The Flash Recovery Area can be an ASM disk group. RMAN can back up and restore files that are stored in ASM disk groups.In fact, RMAN is the only way to back up and restore ASM files. Backup sets and image copies can be created in ASM, either by automatically creating them in the Flash Recovery Area, or by explicitly specifying an ASM disk group for their location.
7. OMF (Oracle Managed Files) support for Flash Recovery Area
Backup/Restore of OMF files is easier with RMAN as RMAN does not use the long OMF file names in any commands. Backup sets and image copies can be created as OMF files by creating them in the Flash Recovery Area. RMAN can be used to migrate existing files to OMF.
8. Flash Recovery Area for RAC
For RAC database the location and disk quota must be the same on all instances. To accomplish this, Oracle recommends that you place the flash recovery area on the shared ASM disks. In addition, you must set the DB_RECOVERY_FILE_DEST and DB_RECOVERY_FILE_DEST_SIZE parameters to the same values on all instances.
To use the Flash Recovery feature, you must first configure the flash recovery area for each instance in your Oracle RAC cluster.
9. What type of files can be stored in Flash Recovery Area?
The files in Flash Recovery Area are classified as permanent or transient.
The permanent files (assuming these are configured to be stored in the recovery area) are multiplexed copies of the current control file and online redo logs. These cannot be deleted without causing the instance to fail.
Transient files include archived redo logs, datafile copies, control file copies, control file autobackups, backup pieces and flashback logs. Oracle manages these files automatically for deletion whenever space is required in the Flash Recovery Area. They are deleted once they become obsolete under the retention policy or have been backed up to tape. Any transient file in the flash recovery area once backed up to tape even if not deleted are internally placed on a file can be deleted list. Until there is a backup of the file on disk made to a tertiary storage device it cannot be obsolete.
9. Initialization Parameters required for Flash Recovery Area
To enable the Flash Recovery Area, you must set the two initialization parameters:
It is the disk limit, which is the amount of space the flash recovery area is permitted to use.

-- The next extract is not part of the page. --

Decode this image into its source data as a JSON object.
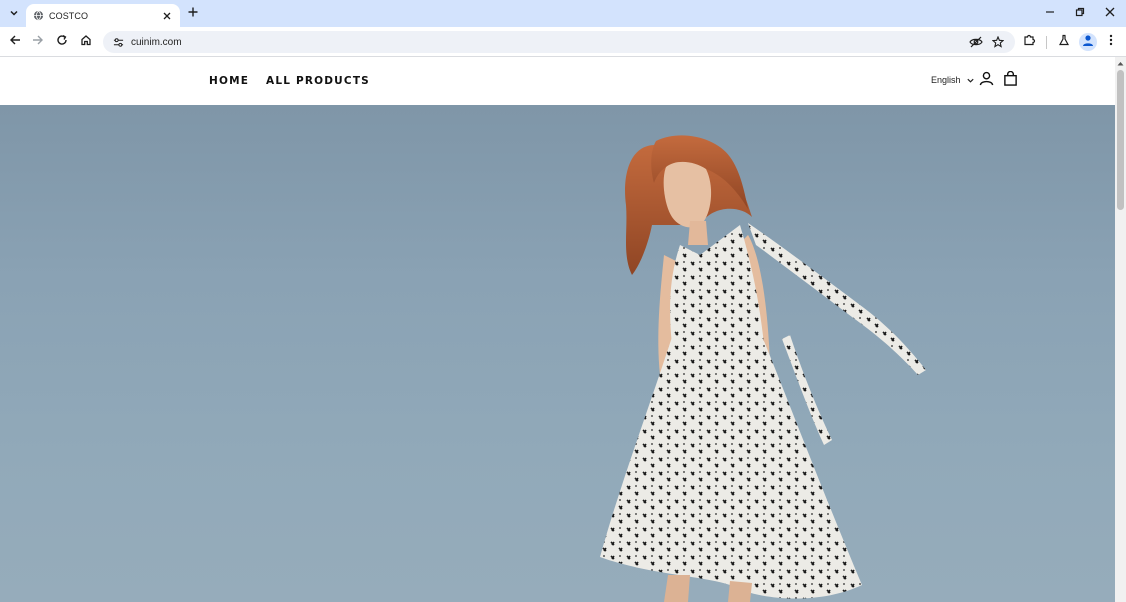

The minimum size of the Flash Recovery Area should be at least large enough to contain archive logs that have not been copied to tape.
Note: This value does not include certain kinds of disk overhead.
– Block 0 or the OS block header of each Oracle file is not included in this size, so make sure to allow an extra 10% for this data when computing the actual disk usage required for the Flash Recovery Area.
– DB_RECOVERY_FILE_DEST_SIZE does not indicate the real size occupied on disk when the underlying filesystem is mirrored, compressed, or in some other way affected by overhead not known to Oracle.
This initialization parameter is a valid destination to create the Flash Recovery Area. The destination can be defined as a directory, file system, or ASM disk group.
10. Restrictions on Initialization Parameters for Flash Recovery Area
– You cannot use the LOG_ARCHIVE_DEST and LOG_ARCHIVE_DUPLEX_DEST parameters to specify redo log archive destinations. You must always use the LOG_ARCHIVE_DEST_n parameters in case you have configured flash recovery area.
– LOG_ARCHIVE_DEST_10 is implicitly set to USE_DB_RECOVERY_FILE_DEST if you create a recovery area and do not set any other local archiving destinations.
– Multiple databases can have the same DB_RECOVERY_FILE_DEST only if the DB_NAME are different or if the DB_NAME is same (example the primary and standby database) then the DB_UNIQUE_NAME parameter must be different for the databases.
– For RAC the location of Flash Recovery Area must be on a cluster file system, ASM or a shared directory configured through NFS. The location and disk quota must be the same on all instances.